◆ WHAT THE TASK REQUIRES:
Lines where the string "создания" appears are to be copied from the entries below.

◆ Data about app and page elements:
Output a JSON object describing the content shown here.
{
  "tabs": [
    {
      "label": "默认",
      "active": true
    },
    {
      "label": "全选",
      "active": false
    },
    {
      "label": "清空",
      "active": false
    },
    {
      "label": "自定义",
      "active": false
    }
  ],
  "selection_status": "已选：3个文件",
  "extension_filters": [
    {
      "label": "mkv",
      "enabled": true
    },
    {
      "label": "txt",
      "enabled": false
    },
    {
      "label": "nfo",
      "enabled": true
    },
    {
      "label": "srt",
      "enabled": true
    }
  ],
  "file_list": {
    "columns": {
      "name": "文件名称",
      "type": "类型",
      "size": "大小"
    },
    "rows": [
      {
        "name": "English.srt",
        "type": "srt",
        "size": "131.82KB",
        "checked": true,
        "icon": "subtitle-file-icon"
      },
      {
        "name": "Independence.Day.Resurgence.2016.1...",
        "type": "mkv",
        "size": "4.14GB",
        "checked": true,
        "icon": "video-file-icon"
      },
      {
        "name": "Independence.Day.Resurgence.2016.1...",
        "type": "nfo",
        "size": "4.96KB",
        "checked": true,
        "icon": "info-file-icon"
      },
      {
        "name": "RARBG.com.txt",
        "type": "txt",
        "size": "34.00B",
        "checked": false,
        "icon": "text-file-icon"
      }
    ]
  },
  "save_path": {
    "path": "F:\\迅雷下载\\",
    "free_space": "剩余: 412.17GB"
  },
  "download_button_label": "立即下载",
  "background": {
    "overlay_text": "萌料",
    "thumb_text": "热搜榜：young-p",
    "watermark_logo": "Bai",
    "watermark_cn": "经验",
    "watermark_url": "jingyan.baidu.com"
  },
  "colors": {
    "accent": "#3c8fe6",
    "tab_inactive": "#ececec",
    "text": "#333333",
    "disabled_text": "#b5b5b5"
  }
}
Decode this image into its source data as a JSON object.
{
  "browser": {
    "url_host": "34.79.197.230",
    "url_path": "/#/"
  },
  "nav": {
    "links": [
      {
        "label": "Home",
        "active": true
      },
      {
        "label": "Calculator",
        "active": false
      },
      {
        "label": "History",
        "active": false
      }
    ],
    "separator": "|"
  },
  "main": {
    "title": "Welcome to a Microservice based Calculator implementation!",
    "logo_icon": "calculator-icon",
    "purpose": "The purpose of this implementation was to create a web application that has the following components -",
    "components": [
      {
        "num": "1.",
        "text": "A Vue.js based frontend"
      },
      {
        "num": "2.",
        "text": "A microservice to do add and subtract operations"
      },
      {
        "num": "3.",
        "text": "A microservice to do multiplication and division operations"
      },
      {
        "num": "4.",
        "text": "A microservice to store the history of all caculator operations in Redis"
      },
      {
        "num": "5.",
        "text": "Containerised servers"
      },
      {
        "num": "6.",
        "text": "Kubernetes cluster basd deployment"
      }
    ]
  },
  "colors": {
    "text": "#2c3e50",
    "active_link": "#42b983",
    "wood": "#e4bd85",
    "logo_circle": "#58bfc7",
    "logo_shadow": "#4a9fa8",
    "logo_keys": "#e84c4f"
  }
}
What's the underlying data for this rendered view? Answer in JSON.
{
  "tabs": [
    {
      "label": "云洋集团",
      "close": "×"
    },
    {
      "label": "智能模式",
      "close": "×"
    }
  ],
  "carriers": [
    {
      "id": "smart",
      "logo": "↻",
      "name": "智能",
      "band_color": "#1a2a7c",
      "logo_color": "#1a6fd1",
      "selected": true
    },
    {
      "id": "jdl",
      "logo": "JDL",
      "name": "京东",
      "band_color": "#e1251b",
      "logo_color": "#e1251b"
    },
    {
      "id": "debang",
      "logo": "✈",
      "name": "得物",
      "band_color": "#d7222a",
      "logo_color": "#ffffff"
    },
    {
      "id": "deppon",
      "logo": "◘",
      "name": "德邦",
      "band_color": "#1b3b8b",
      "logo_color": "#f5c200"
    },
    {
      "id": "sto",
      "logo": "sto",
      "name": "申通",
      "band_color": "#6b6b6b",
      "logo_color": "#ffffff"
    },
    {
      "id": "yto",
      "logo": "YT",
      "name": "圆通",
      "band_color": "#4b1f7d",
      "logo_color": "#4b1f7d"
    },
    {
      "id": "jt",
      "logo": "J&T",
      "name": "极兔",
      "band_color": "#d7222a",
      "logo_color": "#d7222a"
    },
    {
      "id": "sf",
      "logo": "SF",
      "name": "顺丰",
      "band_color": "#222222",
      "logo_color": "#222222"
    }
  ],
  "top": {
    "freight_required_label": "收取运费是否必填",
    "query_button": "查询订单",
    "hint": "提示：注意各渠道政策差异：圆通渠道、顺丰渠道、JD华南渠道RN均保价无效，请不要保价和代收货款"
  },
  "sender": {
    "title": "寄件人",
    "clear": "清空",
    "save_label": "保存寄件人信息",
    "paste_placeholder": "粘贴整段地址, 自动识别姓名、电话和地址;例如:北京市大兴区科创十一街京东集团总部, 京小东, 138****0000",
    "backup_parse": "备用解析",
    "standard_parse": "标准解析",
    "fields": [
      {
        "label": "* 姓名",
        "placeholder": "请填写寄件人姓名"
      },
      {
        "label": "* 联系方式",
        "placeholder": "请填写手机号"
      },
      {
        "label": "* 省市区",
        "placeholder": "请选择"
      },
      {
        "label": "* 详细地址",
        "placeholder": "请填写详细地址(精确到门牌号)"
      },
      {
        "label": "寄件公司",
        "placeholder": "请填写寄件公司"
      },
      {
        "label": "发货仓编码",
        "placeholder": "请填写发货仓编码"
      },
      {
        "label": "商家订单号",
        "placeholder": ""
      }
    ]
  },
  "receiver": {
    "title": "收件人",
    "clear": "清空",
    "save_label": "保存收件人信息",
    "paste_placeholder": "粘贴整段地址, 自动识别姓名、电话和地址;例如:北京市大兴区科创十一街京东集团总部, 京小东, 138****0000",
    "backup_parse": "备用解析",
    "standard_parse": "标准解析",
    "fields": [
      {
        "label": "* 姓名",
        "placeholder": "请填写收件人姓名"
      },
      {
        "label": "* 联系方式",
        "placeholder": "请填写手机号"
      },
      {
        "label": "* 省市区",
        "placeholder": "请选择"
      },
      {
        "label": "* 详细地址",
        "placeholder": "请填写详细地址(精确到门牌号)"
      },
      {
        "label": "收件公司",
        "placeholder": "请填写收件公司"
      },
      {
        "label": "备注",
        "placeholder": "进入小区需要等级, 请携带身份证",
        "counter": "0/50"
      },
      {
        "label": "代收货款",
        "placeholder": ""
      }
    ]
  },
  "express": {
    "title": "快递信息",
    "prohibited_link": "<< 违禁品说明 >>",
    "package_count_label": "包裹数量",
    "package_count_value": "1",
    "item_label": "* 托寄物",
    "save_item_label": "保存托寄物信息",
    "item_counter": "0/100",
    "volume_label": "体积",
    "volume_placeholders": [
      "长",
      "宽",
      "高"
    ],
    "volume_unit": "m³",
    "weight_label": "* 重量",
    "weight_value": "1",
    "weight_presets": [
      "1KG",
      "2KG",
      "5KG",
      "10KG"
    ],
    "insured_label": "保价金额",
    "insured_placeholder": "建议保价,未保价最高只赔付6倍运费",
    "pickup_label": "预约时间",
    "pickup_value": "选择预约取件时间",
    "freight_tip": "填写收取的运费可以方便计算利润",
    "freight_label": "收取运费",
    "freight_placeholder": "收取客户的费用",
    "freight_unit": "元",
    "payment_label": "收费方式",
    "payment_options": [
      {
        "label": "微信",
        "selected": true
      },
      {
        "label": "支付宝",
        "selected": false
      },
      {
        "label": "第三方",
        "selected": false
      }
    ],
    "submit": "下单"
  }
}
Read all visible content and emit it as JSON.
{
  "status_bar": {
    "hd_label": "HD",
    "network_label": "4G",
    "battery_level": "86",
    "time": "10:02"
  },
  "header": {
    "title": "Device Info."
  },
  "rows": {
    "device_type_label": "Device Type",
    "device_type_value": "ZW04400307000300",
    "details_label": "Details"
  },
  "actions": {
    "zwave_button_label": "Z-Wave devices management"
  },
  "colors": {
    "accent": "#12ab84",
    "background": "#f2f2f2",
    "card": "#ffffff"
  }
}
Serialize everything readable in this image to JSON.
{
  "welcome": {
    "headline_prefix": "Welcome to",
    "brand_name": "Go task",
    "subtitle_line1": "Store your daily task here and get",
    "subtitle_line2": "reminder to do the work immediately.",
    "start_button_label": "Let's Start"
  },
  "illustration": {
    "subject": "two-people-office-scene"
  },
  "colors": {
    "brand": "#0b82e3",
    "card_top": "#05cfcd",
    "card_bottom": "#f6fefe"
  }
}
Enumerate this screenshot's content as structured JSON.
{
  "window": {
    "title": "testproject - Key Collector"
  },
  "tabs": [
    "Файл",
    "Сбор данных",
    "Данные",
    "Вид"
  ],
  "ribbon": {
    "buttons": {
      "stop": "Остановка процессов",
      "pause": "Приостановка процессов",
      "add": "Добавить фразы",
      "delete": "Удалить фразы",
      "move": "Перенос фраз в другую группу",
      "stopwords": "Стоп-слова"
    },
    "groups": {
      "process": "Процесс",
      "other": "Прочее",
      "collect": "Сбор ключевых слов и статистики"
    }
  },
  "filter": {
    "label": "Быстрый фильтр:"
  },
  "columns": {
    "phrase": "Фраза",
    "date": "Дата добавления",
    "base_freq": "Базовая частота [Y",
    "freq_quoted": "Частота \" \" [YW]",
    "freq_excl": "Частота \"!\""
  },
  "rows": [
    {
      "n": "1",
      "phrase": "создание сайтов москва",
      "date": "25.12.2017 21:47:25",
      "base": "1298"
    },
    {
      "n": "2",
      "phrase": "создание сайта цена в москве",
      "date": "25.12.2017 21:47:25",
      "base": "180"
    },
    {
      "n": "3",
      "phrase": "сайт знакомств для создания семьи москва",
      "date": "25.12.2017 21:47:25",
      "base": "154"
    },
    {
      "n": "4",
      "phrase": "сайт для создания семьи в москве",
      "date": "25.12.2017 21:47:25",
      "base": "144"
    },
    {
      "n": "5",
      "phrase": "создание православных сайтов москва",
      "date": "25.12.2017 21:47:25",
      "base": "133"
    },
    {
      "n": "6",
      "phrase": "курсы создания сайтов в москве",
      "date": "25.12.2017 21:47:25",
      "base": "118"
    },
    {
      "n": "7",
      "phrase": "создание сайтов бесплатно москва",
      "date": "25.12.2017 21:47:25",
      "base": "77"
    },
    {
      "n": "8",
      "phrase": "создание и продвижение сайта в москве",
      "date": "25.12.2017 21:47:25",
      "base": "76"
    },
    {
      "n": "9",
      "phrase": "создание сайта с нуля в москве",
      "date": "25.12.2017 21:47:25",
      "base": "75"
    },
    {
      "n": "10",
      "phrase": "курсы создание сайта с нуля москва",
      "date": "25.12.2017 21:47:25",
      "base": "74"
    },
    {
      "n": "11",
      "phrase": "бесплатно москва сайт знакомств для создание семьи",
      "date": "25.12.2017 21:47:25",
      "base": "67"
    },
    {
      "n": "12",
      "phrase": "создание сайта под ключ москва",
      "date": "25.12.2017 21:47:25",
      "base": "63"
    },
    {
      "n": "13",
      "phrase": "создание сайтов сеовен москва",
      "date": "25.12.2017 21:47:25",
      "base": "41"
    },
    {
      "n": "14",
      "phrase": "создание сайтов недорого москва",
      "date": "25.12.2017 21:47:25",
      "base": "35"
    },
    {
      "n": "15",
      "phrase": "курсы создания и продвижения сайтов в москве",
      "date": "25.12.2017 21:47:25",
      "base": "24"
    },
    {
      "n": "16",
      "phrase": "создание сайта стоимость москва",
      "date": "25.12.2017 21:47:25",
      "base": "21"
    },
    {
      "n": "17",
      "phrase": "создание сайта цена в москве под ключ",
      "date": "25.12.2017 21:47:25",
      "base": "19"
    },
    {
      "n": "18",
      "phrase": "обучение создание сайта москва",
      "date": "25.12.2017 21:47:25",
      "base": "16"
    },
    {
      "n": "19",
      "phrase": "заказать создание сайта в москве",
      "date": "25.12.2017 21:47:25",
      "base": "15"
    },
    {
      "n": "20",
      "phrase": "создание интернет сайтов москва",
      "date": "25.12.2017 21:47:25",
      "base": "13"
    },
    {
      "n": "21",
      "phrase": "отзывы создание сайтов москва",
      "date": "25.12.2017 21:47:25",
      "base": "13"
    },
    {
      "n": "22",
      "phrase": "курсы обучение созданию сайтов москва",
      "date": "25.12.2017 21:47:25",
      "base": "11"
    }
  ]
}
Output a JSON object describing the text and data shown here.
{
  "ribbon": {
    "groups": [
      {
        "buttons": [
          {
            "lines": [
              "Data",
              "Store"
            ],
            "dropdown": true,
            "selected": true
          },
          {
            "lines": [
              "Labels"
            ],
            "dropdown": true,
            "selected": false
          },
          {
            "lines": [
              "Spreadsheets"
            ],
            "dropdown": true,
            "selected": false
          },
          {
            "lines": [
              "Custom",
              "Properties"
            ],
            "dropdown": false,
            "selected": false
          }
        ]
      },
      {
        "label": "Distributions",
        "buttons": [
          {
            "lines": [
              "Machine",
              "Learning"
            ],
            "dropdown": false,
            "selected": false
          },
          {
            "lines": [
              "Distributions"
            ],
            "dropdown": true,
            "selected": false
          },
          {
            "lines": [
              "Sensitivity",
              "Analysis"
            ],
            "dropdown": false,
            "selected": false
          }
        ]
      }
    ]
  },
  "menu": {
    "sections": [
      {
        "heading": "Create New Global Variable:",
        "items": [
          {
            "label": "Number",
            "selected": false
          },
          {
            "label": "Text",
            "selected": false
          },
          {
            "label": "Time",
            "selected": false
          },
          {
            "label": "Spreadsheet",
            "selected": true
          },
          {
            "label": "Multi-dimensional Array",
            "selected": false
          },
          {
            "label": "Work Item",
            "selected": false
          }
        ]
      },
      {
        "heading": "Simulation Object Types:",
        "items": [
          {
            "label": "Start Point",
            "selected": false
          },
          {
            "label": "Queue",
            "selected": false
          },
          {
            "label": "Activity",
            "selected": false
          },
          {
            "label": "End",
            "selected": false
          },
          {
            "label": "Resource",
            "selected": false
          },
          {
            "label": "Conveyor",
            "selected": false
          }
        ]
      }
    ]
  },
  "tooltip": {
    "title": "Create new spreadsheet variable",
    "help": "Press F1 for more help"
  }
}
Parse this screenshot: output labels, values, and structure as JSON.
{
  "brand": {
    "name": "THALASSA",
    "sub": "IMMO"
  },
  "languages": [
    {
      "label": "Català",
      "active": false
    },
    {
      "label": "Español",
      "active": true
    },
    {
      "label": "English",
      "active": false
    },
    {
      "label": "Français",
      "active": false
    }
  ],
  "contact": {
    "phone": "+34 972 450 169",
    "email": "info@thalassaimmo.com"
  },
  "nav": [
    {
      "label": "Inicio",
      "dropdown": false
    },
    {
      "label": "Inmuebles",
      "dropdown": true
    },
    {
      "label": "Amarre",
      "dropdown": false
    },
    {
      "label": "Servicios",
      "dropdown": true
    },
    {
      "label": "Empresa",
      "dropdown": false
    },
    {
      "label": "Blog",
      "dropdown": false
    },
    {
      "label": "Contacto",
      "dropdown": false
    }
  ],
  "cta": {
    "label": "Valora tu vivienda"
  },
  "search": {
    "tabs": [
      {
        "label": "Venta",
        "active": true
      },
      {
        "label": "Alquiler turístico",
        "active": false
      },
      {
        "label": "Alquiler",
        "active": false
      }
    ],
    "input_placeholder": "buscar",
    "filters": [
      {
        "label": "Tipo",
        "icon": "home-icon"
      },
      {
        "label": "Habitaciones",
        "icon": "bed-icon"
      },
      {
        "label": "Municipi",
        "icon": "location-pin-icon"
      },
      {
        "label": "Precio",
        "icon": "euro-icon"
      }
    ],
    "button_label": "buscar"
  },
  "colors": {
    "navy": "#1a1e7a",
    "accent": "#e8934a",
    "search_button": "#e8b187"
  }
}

◆ ANSWER:
      "phrase": "сайт знакомств для создания семьи москва",
      "phrase": "сайт для создания семьи в москве",
      "phrase": "курсы создания сайтов в москве",
      "phrase": "курсы создания и продвижения сайтов в москве",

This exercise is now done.